§ WHAT THIS TASK INVOLVES: The records, repeated exactly and in full, are the expected answer.

[Website and app data records]

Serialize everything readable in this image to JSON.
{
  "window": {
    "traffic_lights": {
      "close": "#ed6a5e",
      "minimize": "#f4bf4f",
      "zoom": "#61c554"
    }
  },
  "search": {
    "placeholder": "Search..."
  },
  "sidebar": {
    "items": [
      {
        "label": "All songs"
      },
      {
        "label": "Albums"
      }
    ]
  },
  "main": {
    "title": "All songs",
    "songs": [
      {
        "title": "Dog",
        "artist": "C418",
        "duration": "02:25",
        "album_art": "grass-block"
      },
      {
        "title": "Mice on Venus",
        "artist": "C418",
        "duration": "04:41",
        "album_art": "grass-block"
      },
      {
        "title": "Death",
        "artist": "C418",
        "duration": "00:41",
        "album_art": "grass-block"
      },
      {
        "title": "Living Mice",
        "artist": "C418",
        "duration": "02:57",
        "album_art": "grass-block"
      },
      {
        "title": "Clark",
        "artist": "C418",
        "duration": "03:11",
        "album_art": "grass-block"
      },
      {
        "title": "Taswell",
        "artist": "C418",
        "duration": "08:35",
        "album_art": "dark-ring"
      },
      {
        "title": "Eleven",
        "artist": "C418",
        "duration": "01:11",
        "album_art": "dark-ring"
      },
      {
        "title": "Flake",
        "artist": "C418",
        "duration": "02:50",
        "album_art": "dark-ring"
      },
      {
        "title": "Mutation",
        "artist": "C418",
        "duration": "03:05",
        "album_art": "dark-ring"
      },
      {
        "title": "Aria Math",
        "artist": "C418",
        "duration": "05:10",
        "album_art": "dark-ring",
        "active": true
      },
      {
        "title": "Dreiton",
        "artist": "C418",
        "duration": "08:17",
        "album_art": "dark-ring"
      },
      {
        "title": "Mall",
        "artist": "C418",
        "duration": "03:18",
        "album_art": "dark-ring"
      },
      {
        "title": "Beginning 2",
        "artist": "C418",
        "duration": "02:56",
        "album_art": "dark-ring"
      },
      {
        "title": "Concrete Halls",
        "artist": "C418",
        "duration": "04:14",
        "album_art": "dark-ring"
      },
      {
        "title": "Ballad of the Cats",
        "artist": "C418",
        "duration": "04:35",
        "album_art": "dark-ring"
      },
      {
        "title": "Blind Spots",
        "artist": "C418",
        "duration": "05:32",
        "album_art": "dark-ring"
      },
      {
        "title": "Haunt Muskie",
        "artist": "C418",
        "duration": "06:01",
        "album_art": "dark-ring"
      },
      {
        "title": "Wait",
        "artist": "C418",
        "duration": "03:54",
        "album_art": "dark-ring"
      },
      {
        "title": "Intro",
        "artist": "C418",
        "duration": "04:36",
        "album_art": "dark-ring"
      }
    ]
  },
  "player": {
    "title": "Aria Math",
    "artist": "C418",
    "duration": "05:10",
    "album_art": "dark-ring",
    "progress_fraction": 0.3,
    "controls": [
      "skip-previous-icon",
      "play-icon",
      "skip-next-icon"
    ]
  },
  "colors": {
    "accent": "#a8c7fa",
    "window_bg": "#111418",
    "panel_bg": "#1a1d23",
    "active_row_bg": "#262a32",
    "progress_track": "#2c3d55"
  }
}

§ ANSWER BOX:
Serialize everything readable in this image to JSON.
{
  "window": {
    "traffic_lights": {
      "close": "#ed6a5e",
      "minimize": "#f4bf4f",
      "zoom": "#61c554"
    }
  },
  "search": {
    "placeholder": "Search..."
  },
  "sidebar": {
    "items": [
      {
        "label": "All songs"
      },
      {
        "label": "Albums"
      }
    ]
  },
  "main": {
    "title": "All songs",
    "songs": [
      {
        "title": "Dog",
        "artist": "C418",
        "duration": "02:25",
        "album_art": "grass-block"
      },
      {
        "title": "Mice on Venus",
        "artist": "C418",
        "duration": "04:41",
        "album_art": "grass-block"
      },
      {
        "title": "Death",
        "artist": "C418",
        "duration": "00:41",
        "album_art": "grass-block"
      },
      {
        "title": "Living Mice",
        "artist": "C418",
        "duration": "02:57",
        "album_art": "grass-block"
      },
      {
        "title": "Clark",
        "artist": "C418",
        "duration": "03:11",
        "album_art": "grass-block"
      },
      {
        "title": "Taswell",
        "artist": "C418",
        "duration": "08:35",
        "album_art": "dark-ring"
      },
      {
        "title": "Eleven",
        "artist": "C418",
        "duration": "01:11",
        "album_art": "dark-ring"
      },
      {
        "title": "Flake",
        "artist": "C418",
        "duration": "02:50",
        "album_art": "dark-ring"
      },
      {
        "title": "Mutation",
        "artist": "C418",
        "duration": "03:05",
        "album_art": "dark-ring"
      },
      {
        "title": "Aria Math",
        "artist": "C418",
        "duration": "05:10",
        "album_art": "dark-ring",
        "active": true
      },
      {
        "title": "Dreiton",
        "artist": "C418",
        "duration": "08:17",
        "album_art": "dark-ring"
      },
      {
        "title": "Mall",
        "artist": "C418",
        "duration": "03:18",
        "album_art": "dark-ring"
      },
      {
        "title": "Beginning 2",
        "artist": "C418",
        "duration": "02:56",
        "album_art": "dark-ring"
      },
      {
        "title": "Concrete Halls",
        "artist": "C418",
        "duration": "04:14",
        "album_art": "dark-ring"
      },
      {
        "title": "Ballad of the Cats",
        "artist": "C418",
        "duration": "04:35",
        "album_art": "dark-ring"
      },
      {
        "title": "Blind Spots",
        "artist": "C418",
        "duration": "05:32",
        "album_art": "dark-ring"
      },
      {
        "title": "Haunt Muskie",
        "artist": "C418",
        "duration": "06:01",
        "album_art": "dark-ring"
      },
      {
        "title": "Wait",
        "artist": "C418",
        "duration": "03:54",
        "album_art": "dark-ring"
      },
      {
        "title": "Intro",
        "artist": "C418",
        "duration": "04:36",
        "album_art": "dark-ring"
      }
    ]
  },
  "player": {
    "title": "Aria Math",
    "artist": "C418",
    "duration": "05:10",
    "album_art": "dark-ring",
    "progress_fraction": 0.3,
    "controls": [
      "skip-previous-icon",
      "play-icon",
      "skip-next-icon"
    ]
  },
  "colors": {
    "accent": "#a8c7fa",
    "window_bg": "#111418",
    "panel_bg": "#1a1d23",
    "active_row_bg": "#262a32",
    "progress_track": "#2c3d55"
  }
}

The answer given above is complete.